When everyone knows what’s going on, there’s less murmuring, less second-guessing. It equips us well to be in positions of leadership and staff positions and senior pastor positions, because we can communicate well the vision and the direction of God.

A second contribution that women can make is women tend to be more team players than men. Women are much more relational, whereas men tend to be more conquest oriented. God created man with that independent spirit, and He created woman with an interdependent spirit.

Another contribution is that women tend to be more intuitive and men more logical. Men tend to be more left brain, which is a task-oriented, give-me-the-bottom line, get-the-job-done side of the brain. Women use both sides of our brain. Women don’t just see facts; they see beyond the facts. Because the right side of the brain tends to be the more creative, intuitive, sensing, feeling side, women tend to be more attune to their senses. Have you noticed that women generally tend to be more responsive to the Spirit? We don’t have as much of that independent spirit due to the fact that we are more attune to intuition and move along by those impressions that we have within our soul.

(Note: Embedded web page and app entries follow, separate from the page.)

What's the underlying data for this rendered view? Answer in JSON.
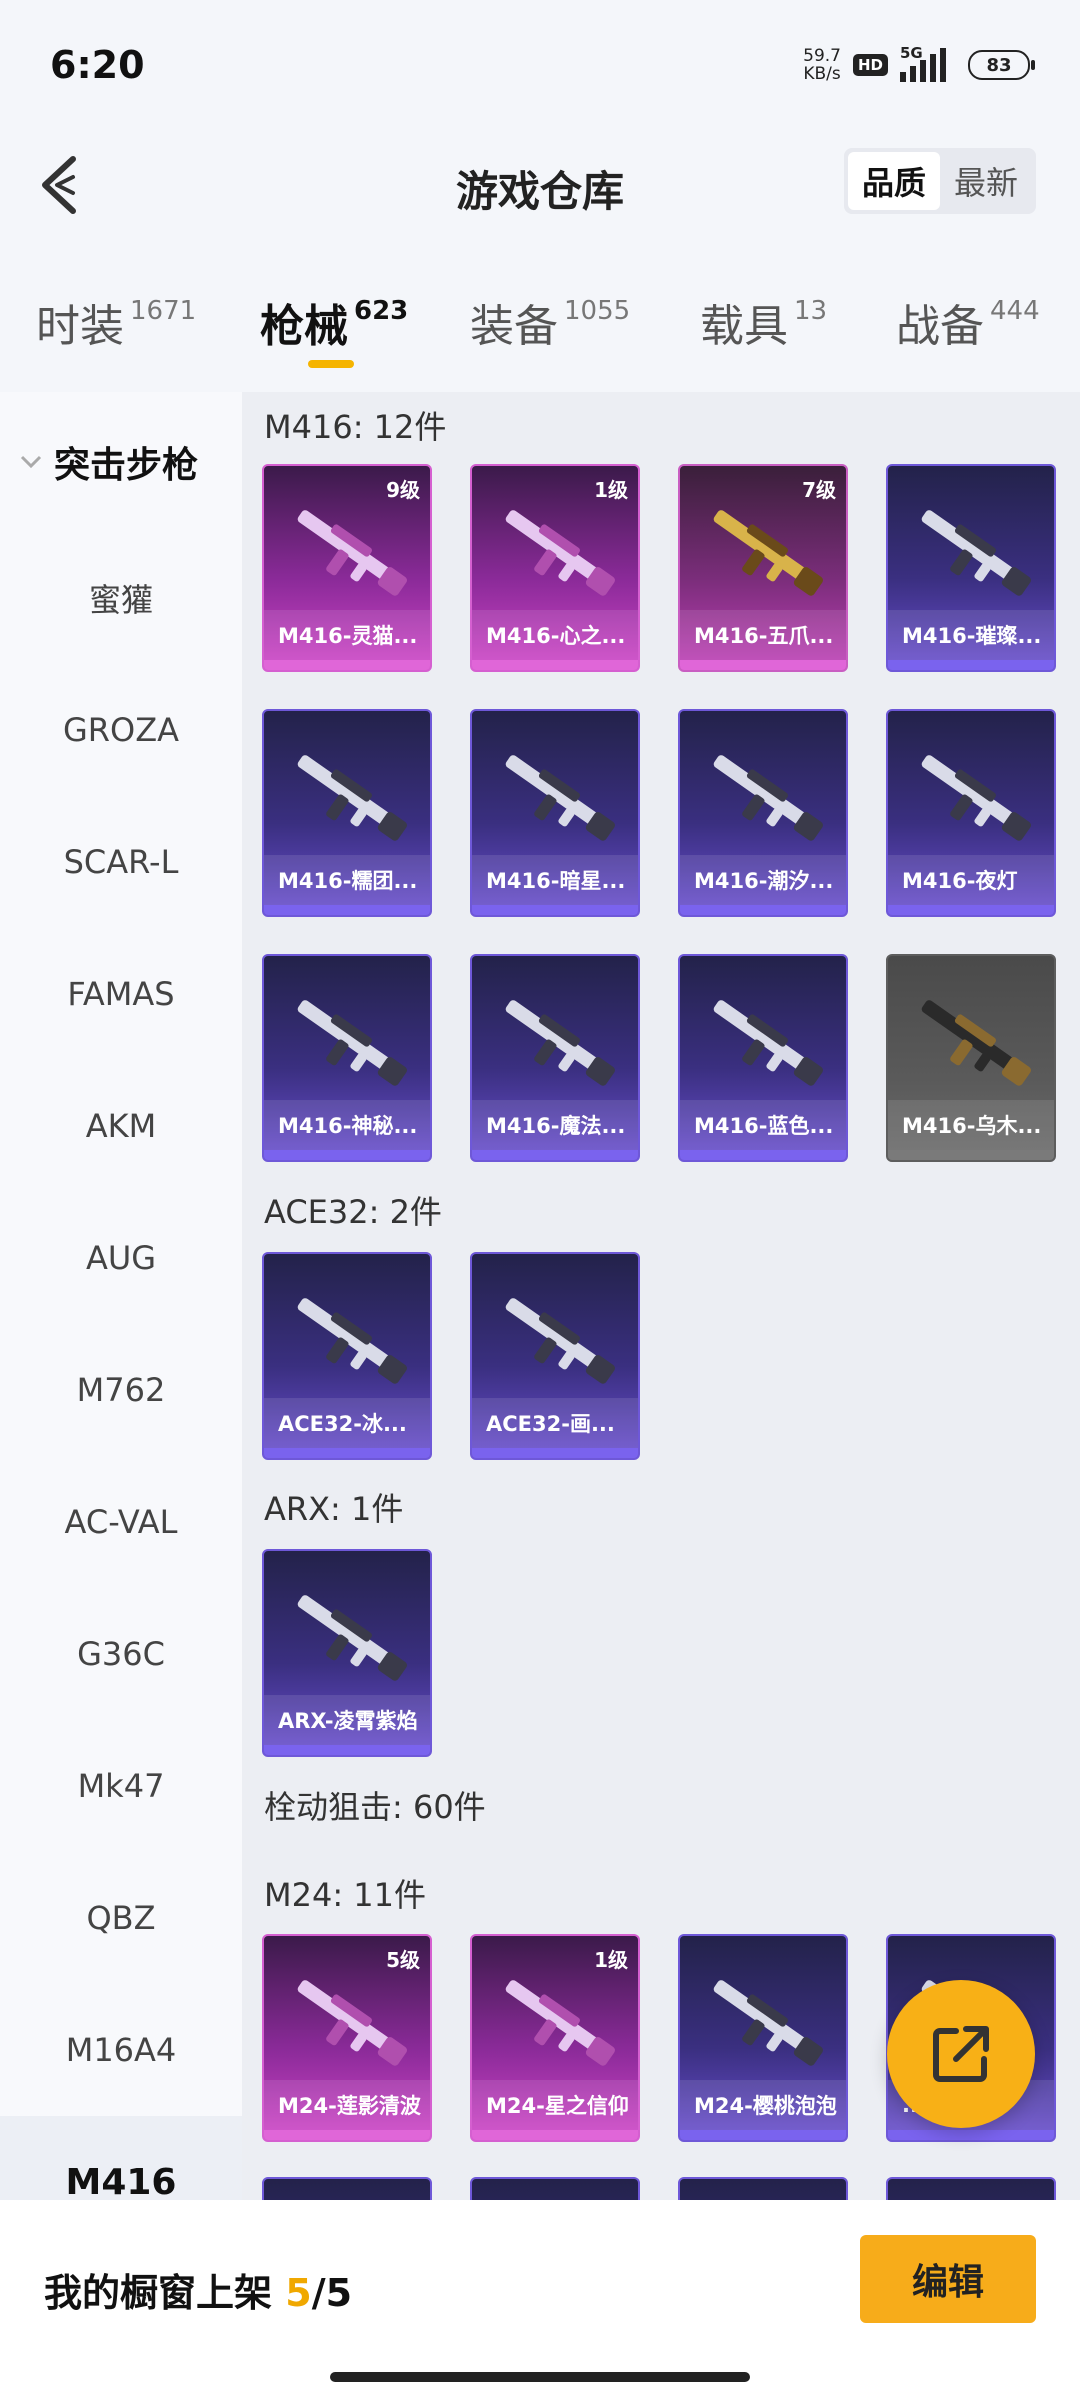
{
  "status_bar": {
    "time": "6:20",
    "net_speed_value": "59.7",
    "net_speed_unit": "KB/s",
    "hd": "HD",
    "network": "5G",
    "battery": "83"
  },
  "header": {
    "title": "游戏仓库",
    "sort_quality": "品质",
    "sort_newest": "最新"
  },
  "category_tabs": [
    {
      "label": "时装",
      "count": "1671"
    },
    {
      "label": "枪械",
      "count": "623",
      "active": true
    },
    {
      "label": "装备",
      "count": "1055"
    },
    {
      "label": "载具",
      "count": "13"
    },
    {
      "label": "战备",
      "count": "444"
    }
  ],
  "sidebar": {
    "group_label": "突击步枪",
    "items": [
      "蜜獾",
      "GROZA",
      "SCAR-L",
      "FAMAS",
      "AKM",
      "AUG",
      "M762",
      "AC-VAL",
      "G36C",
      "Mk47",
      "QBZ",
      "M16A4",
      "M416"
    ],
    "active": "M416"
  },
  "sections": {
    "m416_title": "M416: 12件",
    "ace32_title": "ACE32: 2件",
    "arx_title": "ARX: 1件",
    "sniper_title": "栓动狙击: 60件",
    "m24_title": "M24: 11件"
  },
  "m416_cards": [
    {
      "name": "M416-灵猫...",
      "level": "9级",
      "quality": "pink",
      "icon": "rifle-icon"
    },
    {
      "name": "M416-心之...",
      "level": "1级",
      "quality": "pink",
      "icon": "rifle-icon"
    },
    {
      "name": "M416-五爪...",
      "level": "7级",
      "quality": "gold",
      "icon": "rifle-icon"
    },
    {
      "name": "M416-璀璨...",
      "level": "",
      "quality": "purple",
      "icon": "rifle-icon"
    },
    {
      "name": "M416-糯团...",
      "level": "",
      "quality": "purple",
      "icon": "rifle-icon"
    },
    {
      "name": "M416-暗星...",
      "level": "",
      "quality": "purple",
      "icon": "rifle-icon"
    },
    {
      "name": "M416-潮汐...",
      "level": "",
      "quality": "purple",
      "icon": "rifle-icon"
    },
    {
      "name": "M416-夜灯",
      "level": "",
      "quality": "purple",
      "icon": "rifle-icon"
    },
    {
      "name": "M416-神秘...",
      "level": "",
      "quality": "purple",
      "icon": "rifle-icon"
    },
    {
      "name": "M416-魔法...",
      "level": "",
      "quality": "purple",
      "icon": "rifle-icon"
    },
    {
      "name": "M416-蓝色...",
      "level": "",
      "quality": "purple",
      "icon": "rifle-icon"
    },
    {
      "name": "M416-乌木...",
      "level": "",
      "quality": "gray",
      "icon": "rifle-icon"
    }
  ],
  "ace32_cards": [
    {
      "name": "ACE32-冰...",
      "quality": "purple"
    },
    {
      "name": "ACE32-画...",
      "quality": "purple"
    }
  ],
  "arx_cards": [
    {
      "name": "ARX-凌霄紫焰",
      "quality": "purple"
    }
  ],
  "m24_cards": [
    {
      "name": "M24-莲影清波",
      "level": "5级",
      "quality": "pink"
    },
    {
      "name": "M24-星之信仰",
      "level": "1级",
      "quality": "pink"
    },
    {
      "name": "M24-樱桃泡泡",
      "level": "",
      "quality": "purple"
    },
    {
      "name": "...",
      "level": "",
      "quality": "purple"
    }
  ],
  "bottom_bar": {
    "window_label": "我的橱窗上架",
    "window_used": "5",
    "window_total": "/5",
    "edit_label": "编辑"
  },
  "colors": {
    "accent": "#f7ac1a",
    "purple_card": "#6e58d8",
    "pink_card": "#d55fd0"
  }
}
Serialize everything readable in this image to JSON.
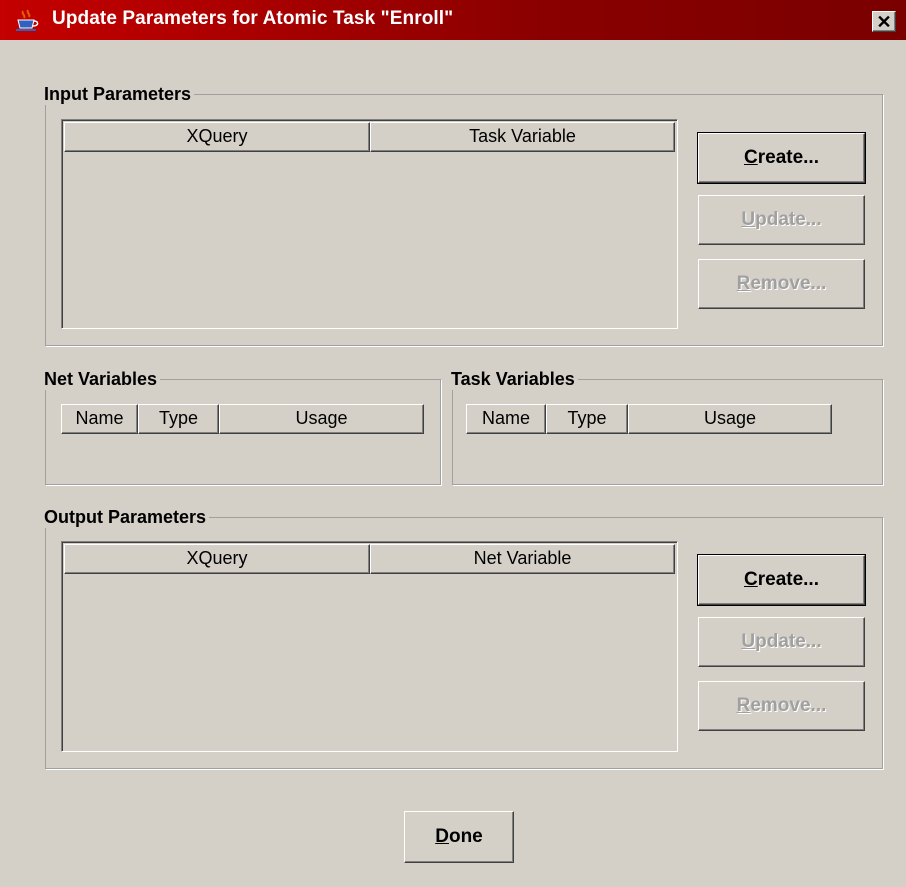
{
  "window": {
    "title": "Update Parameters for Atomic Task \"Enroll\"",
    "icon": "java-cup-icon",
    "close_label": "✕"
  },
  "input_parameters": {
    "legend": "Input Parameters",
    "columns": [
      "XQuery",
      "Task Variable"
    ],
    "rows": [],
    "buttons": {
      "create": {
        "mnemonic": "C",
        "rest": "reate...",
        "enabled": true
      },
      "update": {
        "mnemonic": "U",
        "rest": "pdate...",
        "enabled": false
      },
      "remove": {
        "mnemonic": "R",
        "rest": "emove...",
        "enabled": false
      }
    }
  },
  "net_variables": {
    "legend": "Net Variables",
    "columns": [
      "Name",
      "Type",
      "Usage"
    ]
  },
  "task_variables": {
    "legend": "Task Variables",
    "columns": [
      "Name",
      "Type",
      "Usage"
    ]
  },
  "output_parameters": {
    "legend": "Output Parameters",
    "columns": [
      "XQuery",
      "Net Variable"
    ],
    "rows": [],
    "buttons": {
      "create": {
        "mnemonic": "C",
        "rest": "reate...",
        "enabled": true
      },
      "update": {
        "mnemonic": "U",
        "rest": "pdate...",
        "enabled": false
      },
      "remove": {
        "mnemonic": "R",
        "rest": "emove...",
        "enabled": false
      }
    }
  },
  "footer": {
    "done": {
      "mnemonic": "D",
      "rest": "one"
    }
  },
  "colors": {
    "titlebar_start": "#c40000",
    "titlebar_end": "#7a0000",
    "window_bg": "#d4d0c8",
    "disabled_text": "#a0a0a0"
  }
}
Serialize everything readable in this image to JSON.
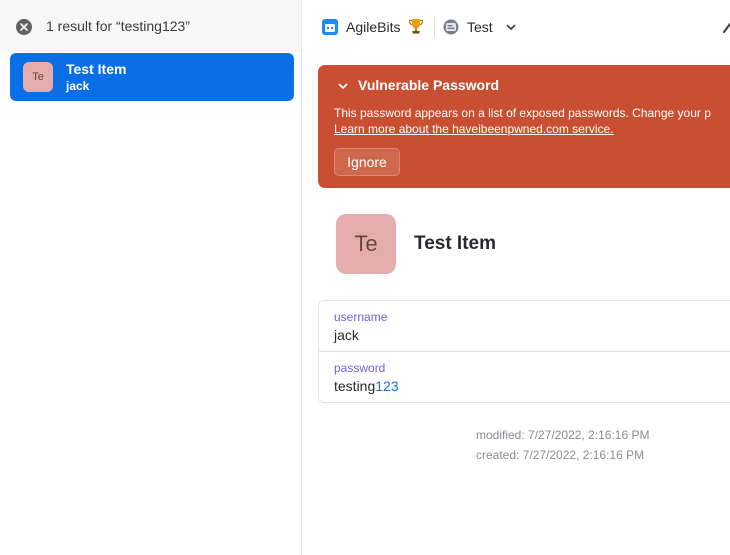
{
  "search": {
    "result_count": "1 result for “testing123”"
  },
  "results": [
    {
      "avatar": "Te",
      "title": "Test Item",
      "subtitle": "jack"
    }
  ],
  "header": {
    "account_name": "AgileBits",
    "vault_name": "Test"
  },
  "alert": {
    "title": "Vulnerable Password",
    "message": "This password appears on a list of exposed passwords. Change your p",
    "link": "Learn more about the haveibeenpwned.com service.",
    "ignore_label": "Ignore",
    "color": "#c94f33"
  },
  "item": {
    "avatar": "Te",
    "title": "Test Item",
    "fields": [
      {
        "label": "username",
        "value": "jack"
      },
      {
        "label": "password",
        "value_letters": "testing",
        "value_digits": "123"
      }
    ],
    "modified": "modified: 7/27/2022, 2:16:16 PM",
    "created": "created: 7/27/2022, 2:16:16 PM"
  },
  "colors": {
    "accent": "#0a6fe6",
    "avatar_bg": "#e5acae",
    "field_label": "#6f62d8",
    "password_digits": "#1f6fd0"
  },
  "icons": [
    "close-circle-icon",
    "account-icon",
    "trophy-icon",
    "vault-icon",
    "chevron-down-icon"
  ]
}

People ask me, "Do you have difficulty working with men in leadership. Do you have difficulty with the leaders in your church?"

I really don’t. I see them as people that I respect. I do not talk down to them. I keep them in the information loop. And I allow them to take their positions of leadership.

And then the final thing is that anointing brings affirmation. The anointing was evident upon Deborah’s life and brought the affirmation for her so that all of Israel sought for her guidance.

Women, we need to wait upon the Lord to validate our ministry, if we are going to be effective for Him.